**Material provided**
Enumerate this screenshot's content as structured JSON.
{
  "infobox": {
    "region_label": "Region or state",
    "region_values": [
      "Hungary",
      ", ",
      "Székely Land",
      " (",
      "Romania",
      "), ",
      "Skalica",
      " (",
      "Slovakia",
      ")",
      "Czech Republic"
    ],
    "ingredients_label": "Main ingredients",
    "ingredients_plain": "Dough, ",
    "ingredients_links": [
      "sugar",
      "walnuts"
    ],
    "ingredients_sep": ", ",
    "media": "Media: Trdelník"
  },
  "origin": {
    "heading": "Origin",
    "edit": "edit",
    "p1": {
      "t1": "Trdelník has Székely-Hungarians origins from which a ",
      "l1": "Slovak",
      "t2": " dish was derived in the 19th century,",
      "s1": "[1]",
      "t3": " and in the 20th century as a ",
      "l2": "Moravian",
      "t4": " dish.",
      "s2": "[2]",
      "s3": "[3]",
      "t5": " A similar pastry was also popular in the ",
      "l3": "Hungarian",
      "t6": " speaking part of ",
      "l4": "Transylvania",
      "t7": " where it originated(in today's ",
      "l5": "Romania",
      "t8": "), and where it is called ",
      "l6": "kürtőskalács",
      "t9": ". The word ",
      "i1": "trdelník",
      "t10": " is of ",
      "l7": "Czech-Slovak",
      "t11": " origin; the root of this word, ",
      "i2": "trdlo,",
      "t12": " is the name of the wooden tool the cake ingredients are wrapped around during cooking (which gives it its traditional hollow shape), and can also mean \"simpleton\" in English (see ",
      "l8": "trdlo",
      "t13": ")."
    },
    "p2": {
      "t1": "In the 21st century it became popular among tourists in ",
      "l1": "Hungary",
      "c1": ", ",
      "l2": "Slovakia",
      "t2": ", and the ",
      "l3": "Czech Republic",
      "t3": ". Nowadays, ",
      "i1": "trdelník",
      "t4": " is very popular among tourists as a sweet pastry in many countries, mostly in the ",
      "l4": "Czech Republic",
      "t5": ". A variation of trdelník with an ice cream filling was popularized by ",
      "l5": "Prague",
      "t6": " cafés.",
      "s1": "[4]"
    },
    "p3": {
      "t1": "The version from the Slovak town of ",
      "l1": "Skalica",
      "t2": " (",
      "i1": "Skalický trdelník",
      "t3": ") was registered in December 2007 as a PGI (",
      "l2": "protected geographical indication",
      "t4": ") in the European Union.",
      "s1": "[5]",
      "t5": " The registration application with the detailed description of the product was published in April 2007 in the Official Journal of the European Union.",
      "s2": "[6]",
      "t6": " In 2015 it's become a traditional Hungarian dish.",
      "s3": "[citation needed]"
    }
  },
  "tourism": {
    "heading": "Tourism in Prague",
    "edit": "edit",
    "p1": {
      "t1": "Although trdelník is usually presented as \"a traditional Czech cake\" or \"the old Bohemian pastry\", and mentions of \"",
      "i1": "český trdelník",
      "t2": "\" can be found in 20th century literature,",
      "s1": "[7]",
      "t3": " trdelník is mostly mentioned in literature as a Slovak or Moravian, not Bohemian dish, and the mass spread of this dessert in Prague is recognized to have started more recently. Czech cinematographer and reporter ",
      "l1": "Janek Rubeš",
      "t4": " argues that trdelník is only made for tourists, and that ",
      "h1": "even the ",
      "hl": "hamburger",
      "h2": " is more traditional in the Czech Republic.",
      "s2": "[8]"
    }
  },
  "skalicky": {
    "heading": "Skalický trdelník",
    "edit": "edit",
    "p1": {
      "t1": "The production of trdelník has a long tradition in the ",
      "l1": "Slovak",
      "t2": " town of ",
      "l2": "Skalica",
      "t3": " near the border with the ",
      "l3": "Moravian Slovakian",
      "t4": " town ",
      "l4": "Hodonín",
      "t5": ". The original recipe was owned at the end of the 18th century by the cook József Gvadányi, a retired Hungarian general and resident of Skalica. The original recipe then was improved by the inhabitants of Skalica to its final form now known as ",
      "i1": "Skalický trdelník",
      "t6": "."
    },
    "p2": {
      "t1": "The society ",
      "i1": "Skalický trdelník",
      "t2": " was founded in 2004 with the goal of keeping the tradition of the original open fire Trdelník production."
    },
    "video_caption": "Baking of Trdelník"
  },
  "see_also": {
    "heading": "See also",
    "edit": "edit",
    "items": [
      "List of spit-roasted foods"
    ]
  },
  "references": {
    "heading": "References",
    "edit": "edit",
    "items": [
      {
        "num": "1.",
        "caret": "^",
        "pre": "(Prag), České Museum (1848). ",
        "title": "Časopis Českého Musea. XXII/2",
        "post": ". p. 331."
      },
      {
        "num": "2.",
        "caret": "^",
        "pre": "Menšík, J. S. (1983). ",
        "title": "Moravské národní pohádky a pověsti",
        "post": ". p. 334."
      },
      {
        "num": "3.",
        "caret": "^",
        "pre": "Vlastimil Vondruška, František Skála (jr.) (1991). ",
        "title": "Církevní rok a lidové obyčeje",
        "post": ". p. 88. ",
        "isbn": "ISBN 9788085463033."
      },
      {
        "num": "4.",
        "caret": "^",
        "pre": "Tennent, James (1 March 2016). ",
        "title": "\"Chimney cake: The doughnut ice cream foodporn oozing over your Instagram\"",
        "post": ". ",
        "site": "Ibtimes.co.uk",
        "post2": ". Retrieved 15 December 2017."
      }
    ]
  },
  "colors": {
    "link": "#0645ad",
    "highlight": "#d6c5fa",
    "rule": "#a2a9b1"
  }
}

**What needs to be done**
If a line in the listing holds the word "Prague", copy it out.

**Result of this exercise**
      "l5": "Prague",
    "heading": "Tourism in Prague",
      "t3": " trdelník is mostly mentioned in literature as a Slovak or Moravian, not Bohemian dish, and the mass spread of this dessert in Prague is recognized to have started more recently. Czech cinematographer and reporter ",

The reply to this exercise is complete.